Exercise: Please reproduce the records, omitting nothing and changing nothing.

Source data:
──────

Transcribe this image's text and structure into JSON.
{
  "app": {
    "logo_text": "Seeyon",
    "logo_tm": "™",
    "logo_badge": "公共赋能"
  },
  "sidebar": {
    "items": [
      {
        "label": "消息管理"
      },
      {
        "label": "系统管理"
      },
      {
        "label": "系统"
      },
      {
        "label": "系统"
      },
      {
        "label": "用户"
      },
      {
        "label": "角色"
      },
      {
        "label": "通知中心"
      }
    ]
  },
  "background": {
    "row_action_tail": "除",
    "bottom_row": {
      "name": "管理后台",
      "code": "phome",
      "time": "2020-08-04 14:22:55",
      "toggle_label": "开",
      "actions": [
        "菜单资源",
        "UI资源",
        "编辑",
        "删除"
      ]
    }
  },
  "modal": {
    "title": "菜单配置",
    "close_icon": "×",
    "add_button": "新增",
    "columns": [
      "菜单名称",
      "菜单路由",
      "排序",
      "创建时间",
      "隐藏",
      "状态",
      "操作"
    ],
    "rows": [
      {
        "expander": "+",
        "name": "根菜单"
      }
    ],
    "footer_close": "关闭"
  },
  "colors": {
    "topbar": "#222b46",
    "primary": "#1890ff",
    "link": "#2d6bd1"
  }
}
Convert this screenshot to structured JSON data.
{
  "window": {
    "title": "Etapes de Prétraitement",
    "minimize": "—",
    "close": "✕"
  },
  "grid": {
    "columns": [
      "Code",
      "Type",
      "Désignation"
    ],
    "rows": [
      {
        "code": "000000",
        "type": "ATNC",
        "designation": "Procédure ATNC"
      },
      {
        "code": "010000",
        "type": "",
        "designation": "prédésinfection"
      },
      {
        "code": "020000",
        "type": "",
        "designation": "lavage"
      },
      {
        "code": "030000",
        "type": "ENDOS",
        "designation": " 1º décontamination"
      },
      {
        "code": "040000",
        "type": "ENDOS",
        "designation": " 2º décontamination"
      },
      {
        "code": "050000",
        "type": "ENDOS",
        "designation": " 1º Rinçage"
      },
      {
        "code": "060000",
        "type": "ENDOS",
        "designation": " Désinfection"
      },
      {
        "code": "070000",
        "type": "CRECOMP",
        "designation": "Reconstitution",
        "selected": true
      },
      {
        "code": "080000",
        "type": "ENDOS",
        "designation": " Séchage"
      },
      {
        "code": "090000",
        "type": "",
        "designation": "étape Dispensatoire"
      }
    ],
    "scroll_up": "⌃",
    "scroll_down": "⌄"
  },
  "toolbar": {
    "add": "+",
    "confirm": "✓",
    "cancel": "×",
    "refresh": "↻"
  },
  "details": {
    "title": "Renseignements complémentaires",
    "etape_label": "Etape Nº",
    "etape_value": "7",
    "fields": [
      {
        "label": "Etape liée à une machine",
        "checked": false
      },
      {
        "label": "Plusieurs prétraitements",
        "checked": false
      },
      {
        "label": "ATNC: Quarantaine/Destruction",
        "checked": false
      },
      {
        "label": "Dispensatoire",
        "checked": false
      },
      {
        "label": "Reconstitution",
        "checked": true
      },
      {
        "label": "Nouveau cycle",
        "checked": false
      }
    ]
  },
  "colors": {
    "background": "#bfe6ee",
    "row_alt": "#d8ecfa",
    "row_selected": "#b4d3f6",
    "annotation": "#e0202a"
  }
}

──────

Solved exercise:
Transcribe this image's text and structure into JSON.
{
  "app": {
    "logo_text": "Seeyon",
    "logo_tm": "™",
    "logo_badge": "公共赋能"
  },
  "sidebar": {
    "items": [
      {
        "label": "消息管理"
      },
      {
        "label": "系统管理"
      },
      {
        "label": "系统"
      },
      {
        "label": "系统"
      },
      {
        "label": "用户"
      },
      {
        "label": "角色"
      },
      {
        "label": "通知中心"
      }
    ]
  },
  "background": {
    "row_action_tail": "除",
    "bottom_row": {
      "name": "管理后台",
      "code": "phome",
      "time": "2020-08-04 14:22:55",
      "toggle_label": "开",
      "actions": [
        "菜单资源",
        "UI资源",
        "编辑",
        "删除"
      ]
    }
  },
  "modal": {
    "title": "菜单配置",
    "close_icon": "×",
    "add_button": "新增",
    "columns": [
      "菜单名称",
      "菜单路由",
      "排序",
      "创建时间",
      "隐藏",
      "状态",
      "操作"
    ],
    "rows": [
      {
        "expander": "+",
        "name": "根菜单"
      }
    ],
    "footer_close": "关闭"
  },
  "colors": {
    "topbar": "#222b46",
    "primary": "#1890ff",
    "link": "#2d6bd1"
  }
}
Convert this screenshot to structured JSON data.
{
  "window": {
    "title": "Etapes de Prétraitement",
    "minimize": "—",
    "close": "✕"
  },
  "grid": {
    "columns": [
      "Code",
      "Type",
      "Désignation"
    ],
    "rows": [
      {
        "code": "000000",
        "type": "ATNC",
        "designation": "Procédure ATNC"
      },
      {
        "code": "010000",
        "type": "",
        "designation": "prédésinfection"
      },
      {
        "code": "020000",
        "type": "",
        "designation": "lavage"
      },
      {
        "code": "030000",
        "type": "ENDOS",
        "designation": " 1º décontamination"
      },
      {
        "code": "040000",
        "type": "ENDOS",
        "designation": " 2º décontamination"
      },
      {
        "code": "050000",
        "type": "ENDOS",
        "designation": " 1º Rinçage"
      },
      {
        "code": "060000",
        "type": "ENDOS",
        "designation": " Désinfection"
      },
      {
        "code": "070000",
        "type": "CRECOMP",
        "designation": "Reconstitution",
        "selected": true
      },
      {
        "code": "080000",
        "type": "ENDOS",
        "designation": " Séchage"
      },
      {
        "code": "090000",
        "type": "",
        "designation": "étape Dispensatoire"
      }
    ],
    "scroll_up": "⌃",
    "scroll_down": "⌄"
  },
  "toolbar": {
    "add": "+",
    "confirm": "✓",
    "cancel": "×",
    "refresh": "↻"
  },
  "details": {
    "title": "Renseignements complémentaires",
    "etape_label": "Etape Nº",
    "etape_value": "7",
    "fields": [
      {
        "label": "Etape liée à une machine",
        "checked": false
      },
      {
        "label": "Plusieurs prétraitements",
        "checked": false
      },
      {
        "label": "ATNC: Quarantaine/Destruction",
        "checked": false
      },
      {
        "label": "Dispensatoire",
        "checked": false
      },
      {
        "label": "Reconstitution",
        "checked": true
      },
      {
        "label": "Nouveau cycle",
        "checked": false
      }
    ]
  },
  "colors": {
    "background": "#bfe6ee",
    "row_alt": "#d8ecfa",
    "row_selected": "#b4d3f6",
    "annotation": "#e0202a"
  }
}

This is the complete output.